What is the Alcohol – Liver Detox Timeline?

The whole body, including the liver, will start detoxing. The liver was at the focus of attention when a person was drinking, as it filters and processes the fluids ingested during the day. This means that the liver will start to detox once alcohol consumption is stopped [4].

This is the liver detox timeline:

After 8 to 10 hours

The person will start noticing the first symptoms. These include fatigue, abdominal pain, insomnia, restlessness.

24 to 72 hours

The fatigue will continue, and the client will start to experience problems with focusing. Increased anxiety and heart rate will also likely kick in. This is where the symptoms will be at their worst.

After two days and onwards, the cravings will increase. Seizures and tremors are still common during this period.

Find Help in Battling the Symptoms in the Alcohol Withdrawal Timeline

During your rehabilitation, the staff from our substance abuse treatment center will help you identify what caused your substance abuse disorder and teach you skills that will help you change your behavior patterns and challenge the negative thoughts that led to alcoholism

If you or someone you love is struggling with the symptoms included in the alcohol withdrawal timeline, get them the safest help they need and deserve. Our team at We Level Up NJ specializes in creating an ideal environment and providing effective therapies to help individuals who struggle with alcoholism. We will develop a personalized treatment plan and lead you to recovery. Get started today!

Alcohol Withdrawal Timeline
The role of a good medically monitored detox program is to make sure the client is safe while going through withdrawal.

Sources:

[1] NIH – https://medlineplus.gov/ency/article/000764.htm

[2] NCBI – https://www.ncbi.nlm.nih.gov/books/NBK441882/

[3] NIAAA – https://pubs.niaaa.nih.gov/publications/arh22-1/05-12.pdf

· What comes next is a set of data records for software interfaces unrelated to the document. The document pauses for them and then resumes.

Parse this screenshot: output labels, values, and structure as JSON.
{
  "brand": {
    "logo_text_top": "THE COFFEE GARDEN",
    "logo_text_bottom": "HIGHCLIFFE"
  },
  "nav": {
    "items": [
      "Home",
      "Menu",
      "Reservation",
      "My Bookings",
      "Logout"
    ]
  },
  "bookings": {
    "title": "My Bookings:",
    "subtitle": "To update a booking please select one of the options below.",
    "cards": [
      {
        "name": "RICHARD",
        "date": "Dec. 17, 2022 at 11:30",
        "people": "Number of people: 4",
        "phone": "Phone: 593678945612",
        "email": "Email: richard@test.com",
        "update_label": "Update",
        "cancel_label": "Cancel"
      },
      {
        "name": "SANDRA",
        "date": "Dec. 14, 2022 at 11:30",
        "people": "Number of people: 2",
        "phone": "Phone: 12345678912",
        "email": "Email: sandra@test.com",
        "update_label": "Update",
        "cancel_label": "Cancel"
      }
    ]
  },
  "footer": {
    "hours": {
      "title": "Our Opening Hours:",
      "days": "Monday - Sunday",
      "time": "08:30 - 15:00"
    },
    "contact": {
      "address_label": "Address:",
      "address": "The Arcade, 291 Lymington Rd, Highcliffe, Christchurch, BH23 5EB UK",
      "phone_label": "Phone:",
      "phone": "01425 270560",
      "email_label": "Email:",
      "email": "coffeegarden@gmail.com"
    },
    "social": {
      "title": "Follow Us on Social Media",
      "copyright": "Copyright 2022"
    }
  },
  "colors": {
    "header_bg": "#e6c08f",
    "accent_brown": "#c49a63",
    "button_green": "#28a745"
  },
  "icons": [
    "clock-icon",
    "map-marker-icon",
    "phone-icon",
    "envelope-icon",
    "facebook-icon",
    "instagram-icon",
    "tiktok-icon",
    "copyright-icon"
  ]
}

[4] SAMHSA – https://store.samhsa.gov/sites/default/files/d7/priv/sma15-4907.pdf

[5] We Level UpAlcoholic Recovery: How to Help an Alcoholic?